Exercise —
Copy out, from the entries below, each line that holds the string "SEO设置".

[Data records]
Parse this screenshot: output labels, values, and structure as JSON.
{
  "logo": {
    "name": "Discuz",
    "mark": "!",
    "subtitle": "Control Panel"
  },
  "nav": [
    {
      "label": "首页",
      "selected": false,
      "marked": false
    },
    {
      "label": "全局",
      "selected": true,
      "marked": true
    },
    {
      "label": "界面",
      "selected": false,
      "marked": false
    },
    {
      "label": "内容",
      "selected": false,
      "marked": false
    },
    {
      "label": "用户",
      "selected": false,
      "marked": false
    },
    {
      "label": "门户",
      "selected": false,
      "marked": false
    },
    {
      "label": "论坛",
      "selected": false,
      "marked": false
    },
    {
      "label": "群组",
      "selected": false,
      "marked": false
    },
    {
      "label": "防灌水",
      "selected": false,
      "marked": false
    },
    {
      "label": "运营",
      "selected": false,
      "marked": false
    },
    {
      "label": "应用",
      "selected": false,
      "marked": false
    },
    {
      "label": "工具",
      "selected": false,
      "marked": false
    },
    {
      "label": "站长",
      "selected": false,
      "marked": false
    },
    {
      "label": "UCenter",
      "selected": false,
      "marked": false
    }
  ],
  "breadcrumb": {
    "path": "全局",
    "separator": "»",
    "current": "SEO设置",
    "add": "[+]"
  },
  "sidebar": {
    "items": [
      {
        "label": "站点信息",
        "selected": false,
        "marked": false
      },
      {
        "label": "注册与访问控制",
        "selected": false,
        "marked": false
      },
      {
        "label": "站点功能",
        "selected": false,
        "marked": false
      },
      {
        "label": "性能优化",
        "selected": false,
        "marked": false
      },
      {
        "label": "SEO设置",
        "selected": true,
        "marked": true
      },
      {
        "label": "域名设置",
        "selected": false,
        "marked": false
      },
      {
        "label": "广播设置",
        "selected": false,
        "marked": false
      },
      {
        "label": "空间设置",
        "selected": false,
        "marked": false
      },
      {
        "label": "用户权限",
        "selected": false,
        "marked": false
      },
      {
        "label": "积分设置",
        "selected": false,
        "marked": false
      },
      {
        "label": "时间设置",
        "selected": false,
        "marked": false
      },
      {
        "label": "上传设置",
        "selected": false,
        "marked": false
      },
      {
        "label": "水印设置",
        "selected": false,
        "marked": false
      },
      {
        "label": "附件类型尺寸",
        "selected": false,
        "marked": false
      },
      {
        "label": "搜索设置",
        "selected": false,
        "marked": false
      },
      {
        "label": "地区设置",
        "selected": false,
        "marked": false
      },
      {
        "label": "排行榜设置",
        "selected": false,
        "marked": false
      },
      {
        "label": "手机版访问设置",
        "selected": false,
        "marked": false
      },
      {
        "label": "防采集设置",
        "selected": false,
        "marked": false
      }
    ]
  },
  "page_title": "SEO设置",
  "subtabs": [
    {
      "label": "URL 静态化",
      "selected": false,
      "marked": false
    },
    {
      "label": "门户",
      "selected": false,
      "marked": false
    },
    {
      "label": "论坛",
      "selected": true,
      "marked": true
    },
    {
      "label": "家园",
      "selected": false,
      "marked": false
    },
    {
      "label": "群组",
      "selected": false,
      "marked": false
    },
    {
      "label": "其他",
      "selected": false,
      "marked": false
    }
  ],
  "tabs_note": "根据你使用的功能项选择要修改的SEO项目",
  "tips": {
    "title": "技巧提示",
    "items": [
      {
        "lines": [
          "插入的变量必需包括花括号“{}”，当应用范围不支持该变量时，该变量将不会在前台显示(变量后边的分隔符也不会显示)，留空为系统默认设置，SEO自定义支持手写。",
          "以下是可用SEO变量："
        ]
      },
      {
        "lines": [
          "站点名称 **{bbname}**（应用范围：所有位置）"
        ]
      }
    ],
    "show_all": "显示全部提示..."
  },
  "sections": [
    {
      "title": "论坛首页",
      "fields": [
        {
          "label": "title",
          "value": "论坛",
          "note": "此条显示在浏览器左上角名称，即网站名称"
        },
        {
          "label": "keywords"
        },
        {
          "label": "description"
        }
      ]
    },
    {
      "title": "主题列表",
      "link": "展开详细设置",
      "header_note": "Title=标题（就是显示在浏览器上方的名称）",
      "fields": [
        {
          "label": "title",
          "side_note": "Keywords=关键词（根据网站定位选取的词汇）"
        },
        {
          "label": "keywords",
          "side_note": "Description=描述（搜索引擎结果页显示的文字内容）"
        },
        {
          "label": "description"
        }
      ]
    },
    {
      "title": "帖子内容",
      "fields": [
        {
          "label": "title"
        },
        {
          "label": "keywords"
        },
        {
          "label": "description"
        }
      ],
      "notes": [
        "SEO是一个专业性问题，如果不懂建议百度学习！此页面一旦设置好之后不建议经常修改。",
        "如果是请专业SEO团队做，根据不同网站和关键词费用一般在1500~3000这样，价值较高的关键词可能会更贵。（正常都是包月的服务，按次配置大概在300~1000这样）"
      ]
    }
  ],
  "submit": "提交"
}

Output for this task —
    "current": "SEO设置",
        "label": "SEO设置",
  "page_title": "SEO设置",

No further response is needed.